**Work to be completed:** Every record is to be printed exactly as written, and any picture in it is skipped.

[[ Data under study open ]]

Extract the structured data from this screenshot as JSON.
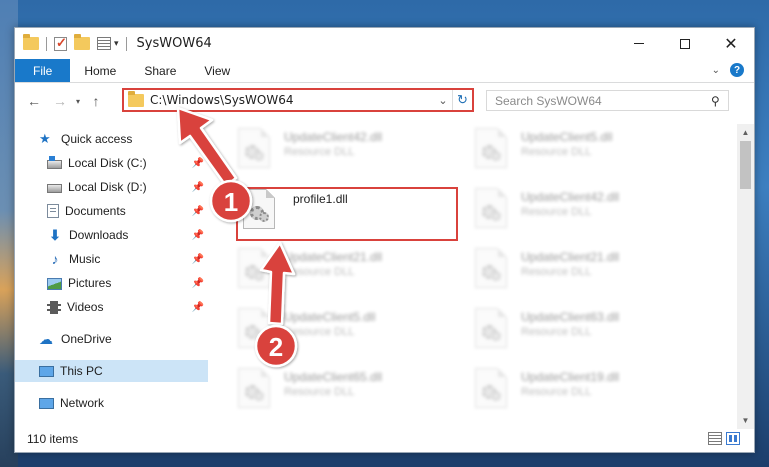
{
  "window": {
    "title": "SysWOW64"
  },
  "ribbon": {
    "tabs": [
      "File",
      "Home",
      "Share",
      "View"
    ],
    "help_label": "?"
  },
  "address": {
    "path": "C:\\Windows\\SysWOW64",
    "refresh_glyph": "↻"
  },
  "search": {
    "placeholder": "Search SysWOW64"
  },
  "nav_pane": {
    "items": [
      {
        "label": "Quick access",
        "icon": "star-icon"
      },
      {
        "label": "Local Disk (C:)",
        "icon": "drive-icon",
        "pinned": true
      },
      {
        "label": "Local Disk (D:)",
        "icon": "drive-icon",
        "pinned": true
      },
      {
        "label": "Documents",
        "icon": "documents-icon",
        "pinned": true
      },
      {
        "label": "Downloads",
        "icon": "download-icon",
        "pinned": true
      },
      {
        "label": "Music",
        "icon": "music-icon",
        "pinned": true
      },
      {
        "label": "Pictures",
        "icon": "pictures-icon",
        "pinned": true
      },
      {
        "label": "Videos",
        "icon": "videos-icon",
        "pinned": true
      },
      {
        "label": "OneDrive",
        "icon": "cloud-icon"
      },
      {
        "label": "This PC",
        "icon": "computer-icon",
        "selected": true
      },
      {
        "label": "Network",
        "icon": "network-icon"
      }
    ]
  },
  "files": {
    "col1": [
      {
        "name": "UpdateClient42.dll",
        "type": "Resource DLL"
      },
      {
        "name": "UpdateClient21.dll",
        "type": "Resource DLL"
      },
      {
        "name": "UpdateClient5.dll",
        "type": "Resource DLL"
      },
      {
        "name": "UpdateClient65.dll",
        "type": "Resource DLL"
      }
    ],
    "col2": [
      {
        "name": "UpdateClient5.dll",
        "type": "Resource DLL"
      },
      {
        "name": "UpdateClient42.dll",
        "type": "Resource DLL"
      },
      {
        "name": "UpdateClient21.dll",
        "type": "Resource DLL"
      },
      {
        "name": "UpdateClient63.dll",
        "type": "Resource DLL"
      },
      {
        "name": "UpdateClient19.dll",
        "type": "Resource DLL"
      }
    ],
    "highlighted": {
      "name": "profile1.dll"
    }
  },
  "status": {
    "item_count": "110 items"
  },
  "annotations": {
    "step1": "1",
    "step2": "2",
    "color": "#d9423c"
  }
}
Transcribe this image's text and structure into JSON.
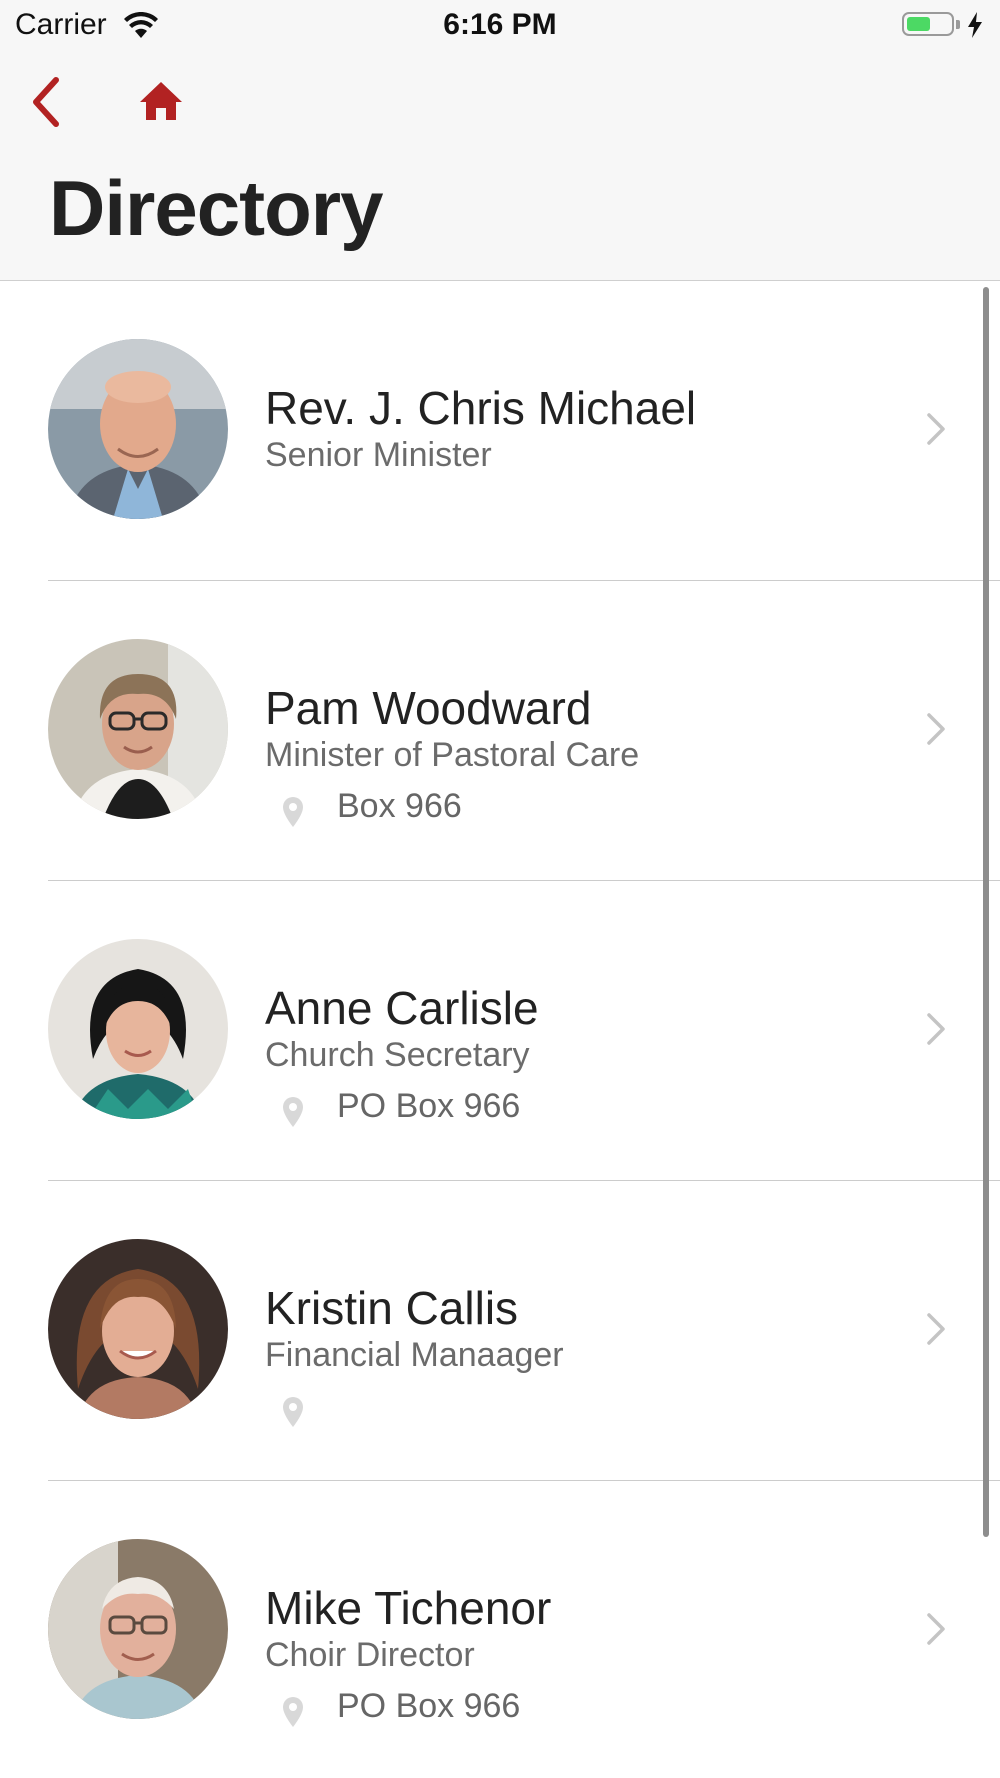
{
  "status_bar": {
    "carrier": "Carrier",
    "time": "6:16 PM",
    "battery_level": 0.55
  },
  "nav": {
    "back_icon": "chevron-left-icon",
    "home_icon": "home-icon",
    "accent_color": "#b22222"
  },
  "page_title": "Directory",
  "directory": [
    {
      "name": "Rev. J. Chris Michael",
      "role": "Senior Minister",
      "address": null,
      "show_pin": false
    },
    {
      "name": "Pam Woodward",
      "role": "Minister of Pastoral Care",
      "address": "Box 966",
      "show_pin": true
    },
    {
      "name": "Anne Carlisle",
      "role": "Church Secretary",
      "address": "PO Box 966",
      "show_pin": true
    },
    {
      "name": "Kristin Callis",
      "role": "Financial Manaager",
      "address": "",
      "show_pin": true
    },
    {
      "name": "Mike Tichenor",
      "role": "Choir Director",
      "address": "PO Box 966",
      "show_pin": true
    }
  ]
}
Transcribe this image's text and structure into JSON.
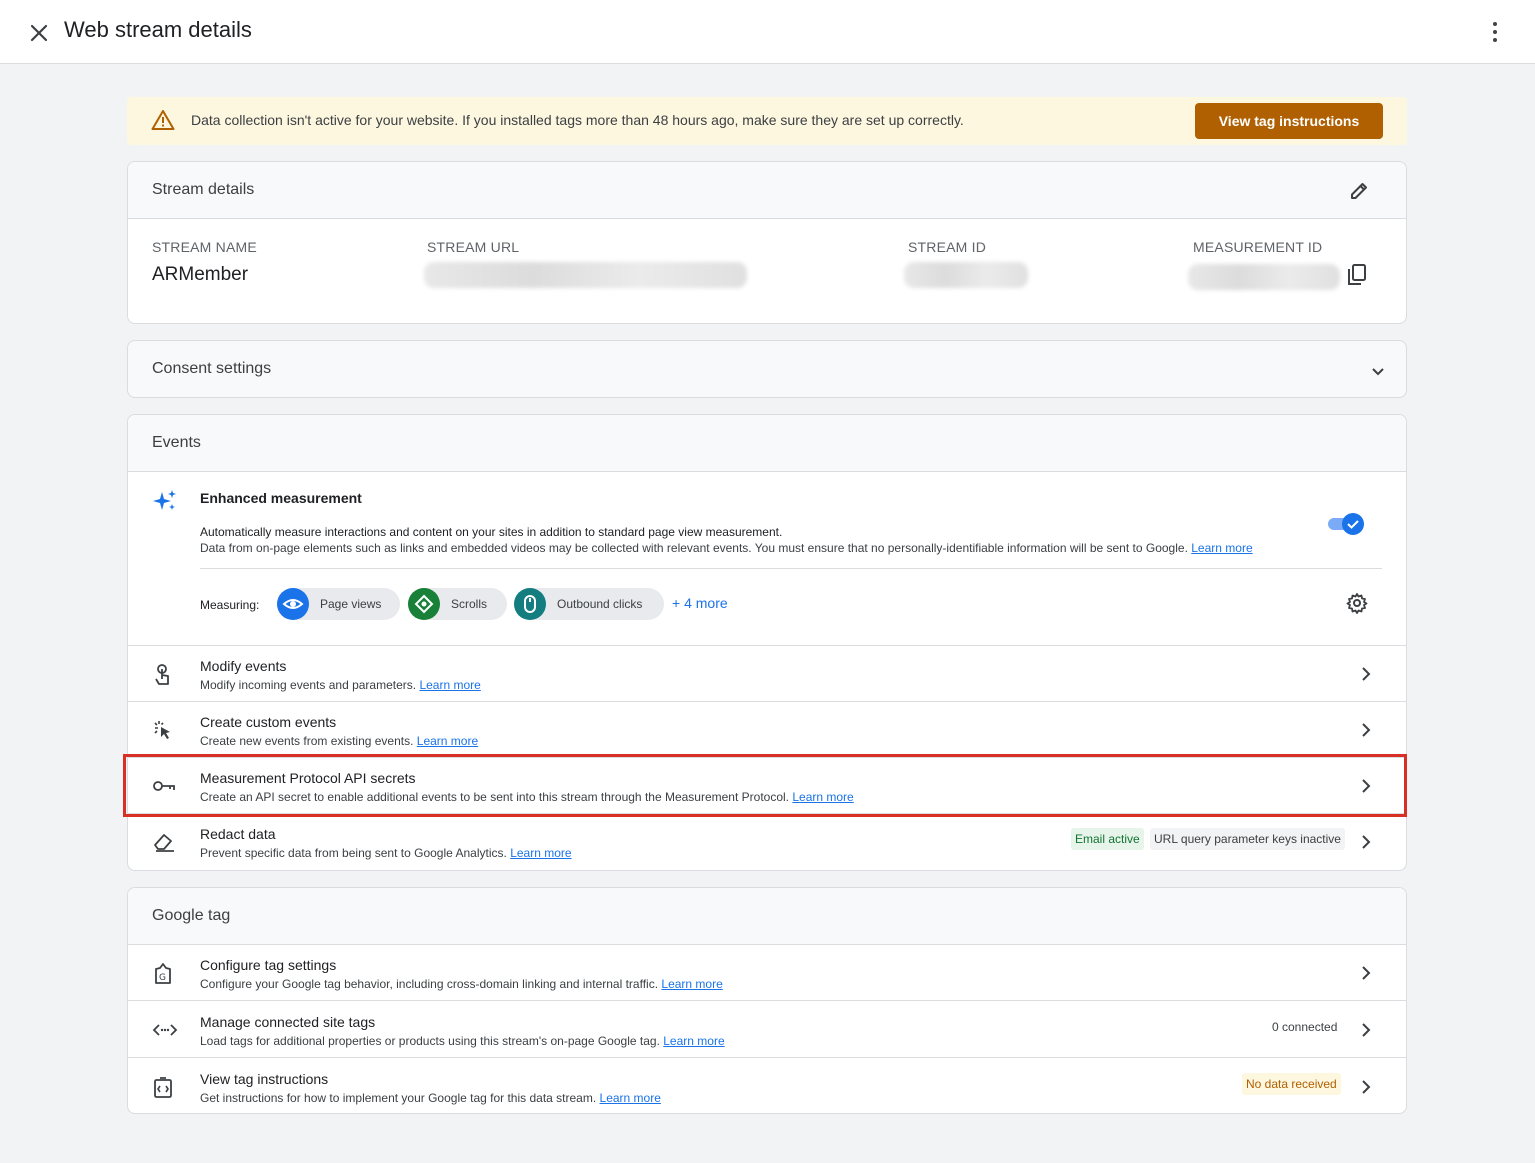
{
  "topbar": {
    "title": "Web stream details"
  },
  "banner": {
    "message": "Data collection isn't active for your website. If you installed tags more than 48 hours ago, make sure they are set up correctly.",
    "button": "View tag instructions"
  },
  "stream": {
    "header": "Stream details",
    "name_label": "STREAM NAME",
    "name_value": "ARMember",
    "url_label": "STREAM URL",
    "id_label": "STREAM ID",
    "mid_label": "MEASUREMENT ID"
  },
  "consent": {
    "header": "Consent settings"
  },
  "events": {
    "header": "Events",
    "enhanced": {
      "title": "Enhanced measurement",
      "desc1": "Automatically measure interactions and content on your sites in addition to standard page view measurement.",
      "desc2": "Data from on-page elements such as links and embedded videos may be collected with relevant events. You must ensure that no personally-identifiable information will be sent to Google.",
      "learn_more": "Learn more",
      "toggle_on": true,
      "measuring_label": "Measuring:",
      "chips": [
        "Page views",
        "Scrolls",
        "Outbound clicks"
      ],
      "more": "+ 4 more"
    },
    "rows": [
      {
        "title": "Modify events",
        "desc": "Modify incoming events and parameters.",
        "link": "Learn more"
      },
      {
        "title": "Create custom events",
        "desc": "Create new events from existing events.",
        "link": "Learn more"
      },
      {
        "title": "Measurement Protocol API secrets",
        "desc": "Create an API secret to enable additional events to be sent into this stream through the Measurement Protocol.",
        "link": "Learn more"
      },
      {
        "title": "Redact data",
        "desc": "Prevent specific data from being sent to Google Analytics.",
        "link": "Learn more",
        "badge1": "Email active",
        "badge2": "URL query parameter keys inactive"
      }
    ]
  },
  "gtag": {
    "header": "Google tag",
    "rows": [
      {
        "title": "Configure tag settings",
        "desc": "Configure your Google tag behavior, including cross-domain linking and internal traffic.",
        "link": "Learn more"
      },
      {
        "title": "Manage connected site tags",
        "desc": "Load tags for additional properties or products using this stream's on-page Google tag.",
        "link": "Learn more",
        "status": "0 connected"
      },
      {
        "title": "View tag instructions",
        "desc": "Get instructions for how to implement your Google tag for this data stream.",
        "link": "Learn more",
        "status": "No data received"
      }
    ]
  },
  "colors": {
    "accent": "#1a73e8",
    "warning_button": "#b06000",
    "banner_bg": "#fef7e0",
    "highlight": "#d93025"
  }
}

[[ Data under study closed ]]

**Task output:**
Extract the structured data from this screenshot as JSON.
{
  "window": {
    "title": "SysWOW64"
  },
  "ribbon": {
    "tabs": [
      "File",
      "Home",
      "Share",
      "View"
    ],
    "help_label": "?"
  },
  "address": {
    "path": "C:\\Windows\\SysWOW64",
    "refresh_glyph": "↻"
  },
  "search": {
    "placeholder": "Search SysWOW64"
  },
  "nav_pane": {
    "items": [
      {
        "label": "Quick access",
        "icon": "star-icon"
      },
      {
        "label": "Local Disk (C:)",
        "icon": "drive-icon",
        "pinned": true
      },
      {
        "label": "Local Disk (D:)",
        "icon": "drive-icon",
        "pinned": true
      },
      {
        "label": "Documents",
        "icon": "documents-icon",
        "pinned": true
      },
      {
        "label": "Downloads",
        "icon": "download-icon",
        "pinned": true
      },
      {
        "label": "Music",
        "icon": "music-icon",
        "pinned": true
      },
      {
        "label": "Pictures",
        "icon": "pictures-icon",
        "pinned": true
      },
      {
        "label": "Videos",
        "icon": "videos-icon",
        "pinned": true
      },
      {
        "label": "OneDrive",
        "icon": "cloud-icon"
      },
      {
        "label": "This PC",
        "icon": "computer-icon",
        "selected": true
      },
      {
        "label": "Network",
        "icon": "network-icon"
      }
    ]
  },
  "files": {
    "col1": [
      {
        "name": "UpdateClient42.dll",
        "type": "Resource DLL"
      },
      {
        "name": "UpdateClient21.dll",
        "type": "Resource DLL"
      },
      {
        "name": "UpdateClient5.dll",
        "type": "Resource DLL"
      },
      {
        "name": "UpdateClient65.dll",
        "type": "Resource DLL"
      }
    ],
    "col2": [
      {
        "name": "UpdateClient5.dll",
        "type": "Resource DLL"
      },
      {
        "name": "UpdateClient42.dll",
        "type": "Resource DLL"
      },
      {
        "name": "UpdateClient21.dll",
        "type": "Resource DLL"
      },
      {
        "name": "UpdateClient63.dll",
        "type": "Resource DLL"
      },
      {
        "name": "UpdateClient19.dll",
        "type": "Resource DLL"
      }
    ],
    "highlighted": {
      "name": "profile1.dll"
    }
  },
  "status": {
    "item_count": "110 items"
  },
  "annotations": {
    "step1": "1",
    "step2": "2",
    "color": "#d9423c"
  }
}
Transcribe this image's text and structure into JSON.
{
  "status_bar": {
    "carrier": "Carrier",
    "time": "6:16 PM",
    "battery_level": 0.55
  },
  "nav": {
    "back_icon": "chevron-left-icon",
    "home_icon": "home-icon",
    "accent_color": "#b22222"
  },
  "page_title": "Directory",
  "directory": [
    {
      "name": "Rev. J. Chris Michael",
      "role": "Senior Minister",
      "address": null,
      "show_pin": false
    },
    {
      "name": "Pam Woodward",
      "role": "Minister of Pastoral Care",
      "address": "Box 966",
      "show_pin": true
    },
    {
      "name": "Anne Carlisle",
      "role": "Church Secretary",
      "address": "PO Box 966",
      "show_pin": true
    },
    {
      "name": "Kristin Callis",
      "role": "Financial Manaager",
      "address": "",
      "show_pin": true
    },
    {
      "name": "Mike Tichenor",
      "role": "Choir Director",
      "address": "PO Box 966",
      "show_pin": true
    }
  ]
}
Transcribe this image's text and structure into JSON.
{
  "topbar": {
    "title": "Web stream details"
  },
  "banner": {
    "message": "Data collection isn't active for your website. If you installed tags more than 48 hours ago, make sure they are set up correctly.",
    "button": "View tag instructions"
  },
  "stream": {
    "header": "Stream details",
    "name_label": "STREAM NAME",
    "name_value": "ARMember",
    "url_label": "STREAM URL",
    "id_label": "STREAM ID",
    "mid_label": "MEASUREMENT ID"
  },
  "consent": {
    "header": "Consent settings"
  },
  "events": {
    "header": "Events",
    "enhanced": {
      "title": "Enhanced measurement",
      "desc1": "Automatically measure interactions and content on your sites in addition to standard page view measurement.",
      "desc2": "Data from on-page elements such as links and embedded videos may be collected with relevant events. You must ensure that no personally-identifiable information will be sent to Google.",
      "learn_more": "Learn more",
      "toggle_on": true,
      "measuring_label": "Measuring:",
      "chips": [
        "Page views",
        "Scrolls",
        "Outbound clicks"
      ],
      "more": "+ 4 more"
    },
    "rows": [
      {
        "title": "Modify events",
        "desc": "Modify incoming events and parameters.",
        "link": "Learn more"
      },
      {
        "title": "Create custom events",
        "desc": "Create new events from existing events.",
        "link": "Learn more"
      },
      {
        "title": "Measurement Protocol API secrets",
        "desc": "Create an API secret to enable additional events to be sent into this stream through the Measurement Protocol.",
        "link": "Learn more"
      },
      {
        "title": "Redact data",
        "desc": "Prevent specific data from being sent to Google Analytics.",
        "link": "Learn more",
        "badge1": "Email active",
        "badge2": "URL query parameter keys inactive"
      }
    ]
  },
  "gtag": {
    "header": "Google tag",
    "rows": [
      {
        "title": "Configure tag settings",
        "desc": "Configure your Google tag behavior, including cross-domain linking and internal traffic.",
        "link": "Learn more"
      },
      {
        "title": "Manage connected site tags",
        "desc": "Load tags for additional properties or products using this stream's on-page Google tag.",
        "link": "Learn more",
        "status": "0 connected"
      },
      {
        "title": "View tag instructions",
        "desc": "Get instructions for how to implement your Google tag for this data stream.",
        "link": "Learn more",
        "status": "No data received"
      }
    ]
  },
  "colors": {
    "accent": "#1a73e8",
    "warning_button": "#b06000",
    "banner_bg": "#fef7e0",
    "highlight": "#d93025"
  }
}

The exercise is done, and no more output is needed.